An estimated 50 million decent jobs are missing to address essential global health requirements, while much of the care in the health economy is done by 57 million unpaid family workers, says new ILO study.

The study Health workforce: A global supply chain  approach provides new data on the employment effects of health economies in 185 countries. It takes an unprecedented approach by including all workers in the wider economy contributing to the delivery of health care and services within and across countries in global health supply chains. 

The data provide evidence that a large invisible workforce of globally 57 million unpaid workers fills in for the huge shortages of skilled health workers. Most of them are women who gave up employment to provide care, for example to older family members. 
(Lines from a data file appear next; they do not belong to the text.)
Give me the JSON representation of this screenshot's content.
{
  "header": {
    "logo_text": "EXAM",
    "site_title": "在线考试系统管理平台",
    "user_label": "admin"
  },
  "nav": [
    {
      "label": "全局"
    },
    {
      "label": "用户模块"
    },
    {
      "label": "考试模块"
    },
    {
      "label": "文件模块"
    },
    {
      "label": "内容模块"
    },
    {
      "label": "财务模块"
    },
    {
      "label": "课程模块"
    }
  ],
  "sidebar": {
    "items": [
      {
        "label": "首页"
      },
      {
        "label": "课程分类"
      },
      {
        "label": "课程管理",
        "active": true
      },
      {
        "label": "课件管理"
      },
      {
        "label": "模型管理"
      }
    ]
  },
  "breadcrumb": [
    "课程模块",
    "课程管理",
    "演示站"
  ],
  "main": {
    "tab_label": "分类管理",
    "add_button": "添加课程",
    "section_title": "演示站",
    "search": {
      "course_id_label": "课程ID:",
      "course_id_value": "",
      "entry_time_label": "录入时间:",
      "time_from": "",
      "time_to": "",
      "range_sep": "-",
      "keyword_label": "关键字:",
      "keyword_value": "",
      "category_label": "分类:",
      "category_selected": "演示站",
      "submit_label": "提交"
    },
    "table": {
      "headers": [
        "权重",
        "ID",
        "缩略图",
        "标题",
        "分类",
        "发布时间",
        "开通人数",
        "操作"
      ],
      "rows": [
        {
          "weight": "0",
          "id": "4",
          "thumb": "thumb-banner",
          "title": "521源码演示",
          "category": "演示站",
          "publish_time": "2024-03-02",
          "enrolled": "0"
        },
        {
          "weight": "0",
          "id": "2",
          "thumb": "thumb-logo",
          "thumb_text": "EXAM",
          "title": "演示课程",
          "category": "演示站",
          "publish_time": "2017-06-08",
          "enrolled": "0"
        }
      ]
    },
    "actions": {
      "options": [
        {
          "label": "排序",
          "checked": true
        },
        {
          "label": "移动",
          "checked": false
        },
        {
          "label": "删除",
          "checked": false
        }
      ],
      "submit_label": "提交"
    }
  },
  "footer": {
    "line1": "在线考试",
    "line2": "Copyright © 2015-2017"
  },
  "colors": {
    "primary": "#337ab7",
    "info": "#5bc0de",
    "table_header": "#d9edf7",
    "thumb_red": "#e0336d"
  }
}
According to the study, globally some 234 million workers are working towards the achievement of health targets such as universal health coverage (UHC). This number includes 27 million doctors and nurses and other workers in health occupations employed in the public and private sector. However, the large majority of the workforce – 106 million workers representing 70 per cent of the health economy workforce – have jobs in non-health occupations. The latter include the 57 million unpaid family workers already mentioned, and another 45.5 million often low paid workers in jobs lacking decent working conditions, mainly in the areas of maintenance, cleaning, administrative support and informal care.